In an approach demonstrating just how extreme the situation has become in areas at the center of the Ebola outbreak, the government of Sierra Leone has put the entire nation under strict “lockdown” for at least three days , bringing daily life to a standstill and prohibiting citizens from leaving their homes. The severe measure is designed help contain the virus’s spread, as well as give health workers time to go door-to-door, screening for new Ebola cases and educating about prevention strategies. Time magazine reports  that 21,000 police and recruited security will be deployed to keep people off the streets.
There are significant ethical implications to such a drastic move, including the potential to exacerbate existing inequalities, causing greater suffering for those who are already disadvantaged. For Berman Institute Director Ruth Faden , it calls to mind work done on the ethical considerations surrounding pandemic influenza  in 2006-2007. In preparing and responding to any infectious disease outbreak, Faden says, there must be vigilance to include and protect the concerns of those who are already vulnerable in society, and who will necessarily be hit harder when society is strained.
On the specific issue of forced confinement, Faden wrote  in 2007:
“Consider also the implications of community confinement, isolation, or sheltering in place. People who live paycheck to paycheck could lose what little economic stability they have by the resultant loss of income. Some would have no wherewithal to stockpile food.

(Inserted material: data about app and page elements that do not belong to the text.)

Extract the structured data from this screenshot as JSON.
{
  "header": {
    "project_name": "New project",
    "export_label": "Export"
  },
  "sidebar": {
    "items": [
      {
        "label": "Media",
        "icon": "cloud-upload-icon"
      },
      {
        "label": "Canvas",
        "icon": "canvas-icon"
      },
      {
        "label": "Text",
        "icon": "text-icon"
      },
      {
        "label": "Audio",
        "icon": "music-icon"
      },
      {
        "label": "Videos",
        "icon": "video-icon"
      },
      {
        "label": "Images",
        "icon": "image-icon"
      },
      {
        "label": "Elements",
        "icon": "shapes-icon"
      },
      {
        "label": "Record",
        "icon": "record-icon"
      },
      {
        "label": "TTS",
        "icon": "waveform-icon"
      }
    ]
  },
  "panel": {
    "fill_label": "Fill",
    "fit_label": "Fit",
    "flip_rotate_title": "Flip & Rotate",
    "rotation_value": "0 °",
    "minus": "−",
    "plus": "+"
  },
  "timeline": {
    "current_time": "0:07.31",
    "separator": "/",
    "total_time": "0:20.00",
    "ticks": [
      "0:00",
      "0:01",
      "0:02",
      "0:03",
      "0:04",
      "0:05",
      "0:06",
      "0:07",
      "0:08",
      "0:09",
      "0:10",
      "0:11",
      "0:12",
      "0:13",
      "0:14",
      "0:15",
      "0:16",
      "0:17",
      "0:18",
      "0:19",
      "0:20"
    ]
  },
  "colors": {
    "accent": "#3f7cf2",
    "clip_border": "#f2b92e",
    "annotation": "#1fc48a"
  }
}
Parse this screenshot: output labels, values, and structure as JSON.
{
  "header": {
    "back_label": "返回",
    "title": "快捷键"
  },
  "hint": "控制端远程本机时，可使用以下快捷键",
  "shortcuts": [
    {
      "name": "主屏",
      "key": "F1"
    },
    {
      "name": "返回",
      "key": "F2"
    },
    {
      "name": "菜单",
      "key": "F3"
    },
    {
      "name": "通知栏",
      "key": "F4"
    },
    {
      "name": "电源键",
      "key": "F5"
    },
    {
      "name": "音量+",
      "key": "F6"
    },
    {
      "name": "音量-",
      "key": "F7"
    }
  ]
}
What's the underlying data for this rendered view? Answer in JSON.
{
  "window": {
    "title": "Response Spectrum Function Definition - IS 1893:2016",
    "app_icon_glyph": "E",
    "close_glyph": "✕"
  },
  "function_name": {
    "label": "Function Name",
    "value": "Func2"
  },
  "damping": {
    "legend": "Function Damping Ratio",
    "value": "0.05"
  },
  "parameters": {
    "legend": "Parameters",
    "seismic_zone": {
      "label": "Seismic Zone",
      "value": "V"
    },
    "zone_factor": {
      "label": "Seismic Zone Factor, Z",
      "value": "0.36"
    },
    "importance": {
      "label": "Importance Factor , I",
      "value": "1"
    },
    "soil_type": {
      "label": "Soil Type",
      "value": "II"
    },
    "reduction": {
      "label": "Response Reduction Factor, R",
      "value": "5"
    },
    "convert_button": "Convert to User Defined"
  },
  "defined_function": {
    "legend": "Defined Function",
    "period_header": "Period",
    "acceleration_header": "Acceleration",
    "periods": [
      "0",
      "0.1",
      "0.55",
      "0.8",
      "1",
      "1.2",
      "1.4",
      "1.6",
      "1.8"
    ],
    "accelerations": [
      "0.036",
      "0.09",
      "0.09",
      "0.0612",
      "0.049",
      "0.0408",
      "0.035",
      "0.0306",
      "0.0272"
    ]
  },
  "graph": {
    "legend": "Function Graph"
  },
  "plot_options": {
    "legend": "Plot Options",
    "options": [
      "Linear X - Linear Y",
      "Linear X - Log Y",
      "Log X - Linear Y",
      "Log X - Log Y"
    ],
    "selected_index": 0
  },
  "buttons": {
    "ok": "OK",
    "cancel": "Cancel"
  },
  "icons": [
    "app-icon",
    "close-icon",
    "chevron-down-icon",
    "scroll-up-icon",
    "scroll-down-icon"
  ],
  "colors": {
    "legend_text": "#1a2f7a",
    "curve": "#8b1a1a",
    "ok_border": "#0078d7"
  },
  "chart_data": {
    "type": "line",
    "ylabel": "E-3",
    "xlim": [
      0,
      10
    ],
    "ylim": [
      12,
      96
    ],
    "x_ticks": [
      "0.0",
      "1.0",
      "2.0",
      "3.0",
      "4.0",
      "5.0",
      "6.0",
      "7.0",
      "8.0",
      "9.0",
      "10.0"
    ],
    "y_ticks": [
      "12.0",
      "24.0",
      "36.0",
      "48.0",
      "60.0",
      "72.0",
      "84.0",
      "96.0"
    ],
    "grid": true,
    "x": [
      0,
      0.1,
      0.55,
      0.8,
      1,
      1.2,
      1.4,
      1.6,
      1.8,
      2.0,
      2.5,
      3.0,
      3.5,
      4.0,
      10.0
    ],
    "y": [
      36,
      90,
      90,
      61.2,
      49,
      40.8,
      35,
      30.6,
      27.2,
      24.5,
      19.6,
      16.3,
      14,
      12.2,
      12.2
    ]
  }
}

People who are in and out of housing would have no place in which to shelter.”
Faden notes that these concerns are only intensified in countries as poor as Sierra Leone. “When people live hand to mouth, when they have no running water, when they are already food insecure and without reliable communication, any government policy of lockdown cannot ethically go forward without the logistics and resources to ensure that the basic needs of people who are already systematically disadvantaged are met,” Faden says. “Public health measures must always take the rights and interests of disadvantaged groups into account as part of a serious commitment to social justice.”
Of course, harms must be weighed against the benefits of the lockdown. Officials in Sierra Leone  have said that the lockdown will help contain the aggressive Ebola virus, and they expect to identify 20% more cases . But Medecins Sans Frontieres (Doctors Without Borders, MSF) has spoken out against the approach in a statement, contending that the risks are too high:
“It has been our experience that lockdowns and quarantines do not help control Ebola as they end up driving people underground and jeopardising the trust between people and health providers. This leads to the concealment of potential cases and ends up spreading the disease further.”
Christina Falconi, MSF country coordinator for Sierra Leone, highlights concerns  that even if the lockdown is successful in identifying new cases, there will not be facilities to support the newly identified patients. “We support the idea of increasing awareness about Ebola but we’re extremely concerned about the capacity. I’m standing in Kailahun right now and I can see all the wards we have here. Every single one is full. We’re turning people away, so I can say that as of today there will not be enough beds for any new cases.”
The Guardian reports  that those with suspected Ebola will be taken to “holding centres”.
Some citizens are willing to accept the restrictions. Freetown resident Linda Barrie, who has exclusively been selling bleach and hand sanitizer that help kill the Ebola virus at her roadside stall, told The Guardian : “I’ve accepted this if it will mean a light at the end of the tunnel. I haven’t seen any sign of Ebola here except that people don’t come to buy anymore. So the government should do whatever it is so this suffering can end.”
Are other citizens as ready to comply, and for how long? Reuters reports  that Sierra Leone’s deputy information minister, Theo Nichol, said the lockdown period may be extended if needed. A presidency official had earlier said the lockdown would last for four days, rather than the more widely reported three.